Dear Valued Williams & Company Client:

In an effort to keep you as informed as possible related to the various COVID related stimulus programs implemented by the Federal Government we want to pass along a recent development, and reminder of an ongoing program.

PPP Loan Forgiveness Update

In a Revenue Ruling released by the IRS on November 18th, the IRS has confirmed that any expenses paid with “forgiven” PPP loan funds, will not be deductible, thus meaning any forgiven loan proceeds will affect taxable income. 

The new release, however, also stated that the nondeductible expenses should be reflected in 2020 even if you wait until 2021 to apply for forgiveness.  This is very different from previous understanding, which was that the non-deductible expenses would not be reflected until the year that forgiveness is actually granted.  So contrary to previous communications, in most cases the non-deductible expenses will need to be reflected on your 2020 tax filing, thus increasing taxable income.  If you do not reasonably expect your loan to be fully forgiven you should discuss with your tax advisor.

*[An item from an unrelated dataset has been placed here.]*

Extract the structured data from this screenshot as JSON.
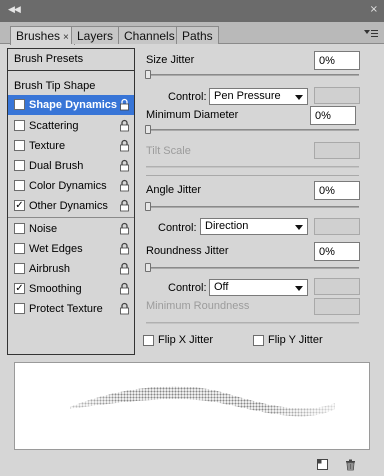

There is still some commentary that believes Congress could pass further stimulus bills that would provide for the deductibility of expenses paid with the forgiven loan funds, however, under current law and IRS rulings, taxpayers should plan to treat applicable expenses as non-deductible.


A quick reminder concerning the Families First Coronavirus Response Act (FFCRA).  This is the program that allows for employers to pay employees whom were unable to attend work because they were directly affected by COVID 19 or were required to care for a family member effected by COVID 19.  The act requires employers of over 50 employees to comply with the act and for those with less than 50 employees, it is required unless it places undo hardship upon that employer to comply with the act.  Employers who pay qualifying wages will receive a 100% payroll tax credit for those wages as well as be exempt from contributing the employer’s share of social security on those wages.  The act does limit the number of hours to be paid per employee under the act, as well as the amount paid per hour.  This act currently expires on 12/31/20.  If you have further questions, please contact us.

We are here to help

Our team will continue to make every effort possible to stay informed in this constantly evolving area and share pertinent information as we receive it.  However, please reach out and let us know how we can help you.